§ **THE PROBLEM**: Write each line out a second time, exactly as shown below.
+--
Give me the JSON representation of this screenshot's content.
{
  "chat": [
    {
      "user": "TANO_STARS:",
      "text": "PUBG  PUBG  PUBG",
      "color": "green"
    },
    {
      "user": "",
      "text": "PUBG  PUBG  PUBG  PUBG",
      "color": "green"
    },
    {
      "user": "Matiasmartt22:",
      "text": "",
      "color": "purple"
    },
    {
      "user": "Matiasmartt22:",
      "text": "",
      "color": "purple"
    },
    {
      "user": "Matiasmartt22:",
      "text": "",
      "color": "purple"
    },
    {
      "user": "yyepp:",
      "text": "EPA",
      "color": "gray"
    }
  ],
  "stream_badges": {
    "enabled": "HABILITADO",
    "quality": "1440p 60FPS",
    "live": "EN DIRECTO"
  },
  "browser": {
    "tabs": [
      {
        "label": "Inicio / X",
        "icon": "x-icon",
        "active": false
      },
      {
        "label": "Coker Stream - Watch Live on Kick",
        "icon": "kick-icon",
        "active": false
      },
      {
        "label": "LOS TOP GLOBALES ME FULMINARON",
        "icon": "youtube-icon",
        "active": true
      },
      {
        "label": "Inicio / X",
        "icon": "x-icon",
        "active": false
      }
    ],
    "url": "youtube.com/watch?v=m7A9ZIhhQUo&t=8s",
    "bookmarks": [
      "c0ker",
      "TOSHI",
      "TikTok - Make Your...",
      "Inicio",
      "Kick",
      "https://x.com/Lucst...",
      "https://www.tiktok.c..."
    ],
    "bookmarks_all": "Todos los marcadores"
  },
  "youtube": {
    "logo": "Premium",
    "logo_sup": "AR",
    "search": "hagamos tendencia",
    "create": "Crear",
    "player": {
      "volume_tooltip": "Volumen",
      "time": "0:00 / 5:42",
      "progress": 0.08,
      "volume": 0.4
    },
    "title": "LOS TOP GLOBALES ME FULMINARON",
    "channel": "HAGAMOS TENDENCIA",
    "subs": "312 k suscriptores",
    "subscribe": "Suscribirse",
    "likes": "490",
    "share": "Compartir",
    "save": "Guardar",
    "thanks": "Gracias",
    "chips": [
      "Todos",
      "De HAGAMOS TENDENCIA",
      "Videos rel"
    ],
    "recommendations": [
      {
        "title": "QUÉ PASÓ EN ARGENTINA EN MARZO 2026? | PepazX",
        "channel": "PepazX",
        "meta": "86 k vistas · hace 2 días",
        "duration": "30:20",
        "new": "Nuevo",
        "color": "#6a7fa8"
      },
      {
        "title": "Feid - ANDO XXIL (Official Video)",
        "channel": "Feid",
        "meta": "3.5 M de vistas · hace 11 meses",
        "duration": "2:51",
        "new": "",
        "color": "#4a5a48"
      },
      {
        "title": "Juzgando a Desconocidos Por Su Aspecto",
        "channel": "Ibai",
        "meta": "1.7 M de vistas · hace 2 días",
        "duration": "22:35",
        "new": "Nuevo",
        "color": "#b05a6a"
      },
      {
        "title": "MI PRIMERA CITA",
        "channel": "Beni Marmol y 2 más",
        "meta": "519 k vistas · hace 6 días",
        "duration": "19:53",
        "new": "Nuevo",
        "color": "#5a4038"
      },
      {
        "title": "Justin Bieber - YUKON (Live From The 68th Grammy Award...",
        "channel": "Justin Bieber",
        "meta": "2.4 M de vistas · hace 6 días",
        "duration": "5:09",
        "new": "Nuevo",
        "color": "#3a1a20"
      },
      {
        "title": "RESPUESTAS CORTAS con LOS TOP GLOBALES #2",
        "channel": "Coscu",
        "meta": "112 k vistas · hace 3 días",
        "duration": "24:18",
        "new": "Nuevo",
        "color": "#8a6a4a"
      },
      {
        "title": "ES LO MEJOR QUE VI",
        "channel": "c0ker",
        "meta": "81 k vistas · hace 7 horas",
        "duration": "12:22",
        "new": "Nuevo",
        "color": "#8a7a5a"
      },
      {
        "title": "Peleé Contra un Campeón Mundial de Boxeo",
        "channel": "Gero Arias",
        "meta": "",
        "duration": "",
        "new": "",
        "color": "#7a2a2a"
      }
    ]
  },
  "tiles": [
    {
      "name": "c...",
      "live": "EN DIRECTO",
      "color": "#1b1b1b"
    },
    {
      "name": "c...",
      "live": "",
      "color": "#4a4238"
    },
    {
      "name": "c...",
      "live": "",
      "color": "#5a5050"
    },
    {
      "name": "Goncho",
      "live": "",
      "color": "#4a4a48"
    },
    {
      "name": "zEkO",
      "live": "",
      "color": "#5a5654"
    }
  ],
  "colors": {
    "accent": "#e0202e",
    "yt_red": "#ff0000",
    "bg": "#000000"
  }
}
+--
§ **TASK ANSWER**:
Give me the JSON representation of this screenshot's content.
{
  "chat": [
    {
      "user": "TANO_STARS:",
      "text": "PUBG  PUBG  PUBG",
      "color": "green"
    },
    {
      "user": "",
      "text": "PUBG  PUBG  PUBG  PUBG",
      "color": "green"
    },
    {
      "user": "Matiasmartt22:",
      "text": "",
      "color": "purple"
    },
    {
      "user": "Matiasmartt22:",
      "text": "",
      "color": "purple"
    },
    {
      "user": "Matiasmartt22:",
      "text": "",
      "color": "purple"
    },
    {
      "user": "yyepp:",
      "text": "EPA",
      "color": "gray"
    }
  ],
  "stream_badges": {
    "enabled": "HABILITADO",
    "quality": "1440p 60FPS",
    "live": "EN DIRECTO"
  },
  "browser": {
    "tabs": [
      {
        "label": "Inicio / X",
        "icon": "x-icon",
        "active": false
      },
      {
        "label": "Coker Stream - Watch Live on Kick",
        "icon": "kick-icon",
        "active": false
      },
      {
        "label": "LOS TOP GLOBALES ME FULMINARON",
        "icon": "youtube-icon",
        "active": true
      },
      {
        "label": "Inicio / X",
        "icon": "x-icon",
        "active": false
      }
    ],
    "url": "youtube.com/watch?v=m7A9ZIhhQUo&t=8s",
    "bookmarks": [
      "c0ker",
      "TOSHI",
      "TikTok - Make Your...",
      "Inicio",
      "Kick",
      "https://x.com/Lucst...",
      "https://www.tiktok.c..."
    ],
    "bookmarks_all": "Todos los marcadores"
  },
  "youtube": {
    "logo": "Premium",
    "logo_sup": "AR",
    "search": "hagamos tendencia",
    "create": "Crear",
    "player": {
      "volume_tooltip": "Volumen",
      "time": "0:00 / 5:42",
      "progress": 0.08,
      "volume": 0.4
    },
    "title": "LOS TOP GLOBALES ME FULMINARON",
    "channel": "HAGAMOS TENDENCIA",
    "subs": "312 k suscriptores",
    "subscribe": "Suscribirse",
    "likes": "490",
    "share": "Compartir",
    "save": "Guardar",
    "thanks": "Gracias",
    "chips": [
      "Todos",
      "De HAGAMOS TENDENCIA",
      "Videos rel"
    ],
    "recommendations": [
      {
        "title": "QUÉ PASÓ EN ARGENTINA EN MARZO 2026? | PepazX",
        "channel": "PepazX",
        "meta": "86 k vistas · hace 2 días",
        "duration": "30:20",
        "new": "Nuevo",
        "color": "#6a7fa8"
      },
      {
        "title": "Feid - ANDO XXIL (Official Video)",
        "channel": "Feid",
        "meta": "3.5 M de vistas · hace 11 meses",
        "duration": "2:51",
        "new": "",
        "color": "#4a5a48"
      },
      {
        "title": "Juzgando a Desconocidos Por Su Aspecto",
        "channel": "Ibai",
        "meta": "1.7 M de vistas · hace 2 días",
        "duration": "22:35",
        "new": "Nuevo",
        "color": "#b05a6a"
      },
      {
        "title": "MI PRIMERA CITA",
        "channel": "Beni Marmol y 2 más",
        "meta": "519 k vistas · hace 6 días",
        "duration": "19:53",
        "new": "Nuevo",
        "color": "#5a4038"
      },
      {
        "title": "Justin Bieber - YUKON (Live From The 68th Grammy Award...",
        "channel": "Justin Bieber",
        "meta": "2.4 M de vistas · hace 6 días",
        "duration": "5:09",
        "new": "Nuevo",
        "color": "#3a1a20"
      },
      {
        "title": "RESPUESTAS CORTAS con LOS TOP GLOBALES #2",
        "channel": "Coscu",
        "meta": "112 k vistas · hace 3 días",
        "duration": "24:18",
        "new": "Nuevo",
        "color": "#8a6a4a"
      },
      {
        "title": "ES LO MEJOR QUE VI",
        "channel": "c0ker",
        "meta": "81 k vistas · hace 7 horas",
        "duration": "12:22",
        "new": "Nuevo",
        "color": "#8a7a5a"
      },
      {
        "title": "Peleé Contra un Campeón Mundial de Boxeo",
        "channel": "Gero Arias",
        "meta": "",
        "duration": "",
        "new": "",
        "color": "#7a2a2a"
      }
    ]
  },
  "tiles": [
    {
      "name": "c...",
      "live": "EN DIRECTO",
      "color": "#1b1b1b"
    },
    {
      "name": "c...",
      "live": "",
      "color": "#4a4238"
    },
    {
      "name": "c...",
      "live": "",
      "color": "#5a5050"
    },
    {
      "name": "Goncho",
      "live": "",
      "color": "#4a4a48"
    },
    {
      "name": "zEkO",
      "live": "",
      "color": "#5a5654"
    }
  ],
  "colors": {
    "accent": "#e0202e",
    "yt_red": "#ff0000",
    "bg": "#000000"
  }
}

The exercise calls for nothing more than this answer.